USA Today had an interesting article about a new report on balance and aging. “Loss of balance, it turns out, is not just a problem for the oldest old. Instead — like strength, agility and muscle mass — balance tends to start declining in midlife.”
As we grow older, all of us lose some of our ability to balance leading to falls. This knowledge allows us to recognize our limitations and prevent falls. However, elderly resident who suffer from dementia, delirium, or other cognitive issues may not be aware of their limitations and safety precautions. That is why nursing homes must supervise, care plan, and monitor the effectiveness of the fall prevention interventions used.
The new findings, published in Journals of Gerontology: Medical Sciences, shows a decline earlier in life than many might suspect, says Miriam Morey, a researcher at Duke University School of Medicine. While all the scores fell from the youngest to oldest age groups, scores on the balance and sit-and-stand tests were the first to fall, starting in the 50s, say Morey and co-author Katherine Hall, an assistant professor of medicine at Duke.
About one-third of adults over 65 fall each year, according the Centers for Disease Control and Prevention. While there’s less fall data on younger adults, studies suggest that at least one in 10 falls each year. Most are not seriously injured, but broken bones and head injuries from falls land about 700,000 people in hospitals each year, the CDC says.
“Balance is not just a matter of how well the vestibular system of the inner ear is working. Declines in strength, flexibility, vision, touch and mental functioning can all contribute to balance problems, says Peter Wayne, an assistant professor of medicine at Harvard Medical School.”
“Balance is a very complicated process,” he says. But improving it can be simple, the experts say. Here are a few tips:
• Practice standing on one foot, challenging yourself to increase the duration. You can do it on line at the grocery store or while brushing your teeth. If that’s too difficult at first, start by using a chair back or bathroom counter for support. If it’s easy, try raising your foot higher or holding it out to the side.
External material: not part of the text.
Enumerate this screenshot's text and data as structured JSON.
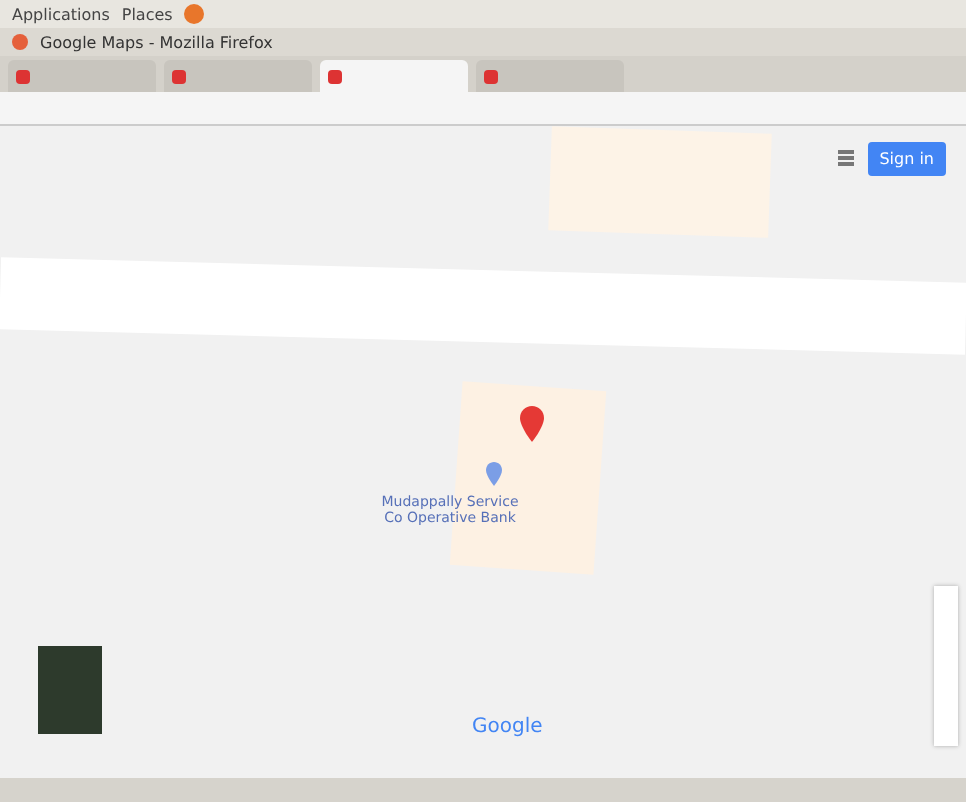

For extra challenge, try standing on a throw pillow or closing your eyes.
• Try heel-to-toe walking, as if on a balance beam.
• Practice getting in and out of a chair without using your hands.
• Exercise while standing on a wobble board or Bosu ball (an inflated rubber disc on a stable platform).
• Try tai chi or yoga. The evidence that tai chi can improve balance is especially strong, and studies show it is quite safe for people of all ages and fitness levels. In a typical class, a series of movements is performed in a slow, graceful flow, accompanied by meditative deep breathing.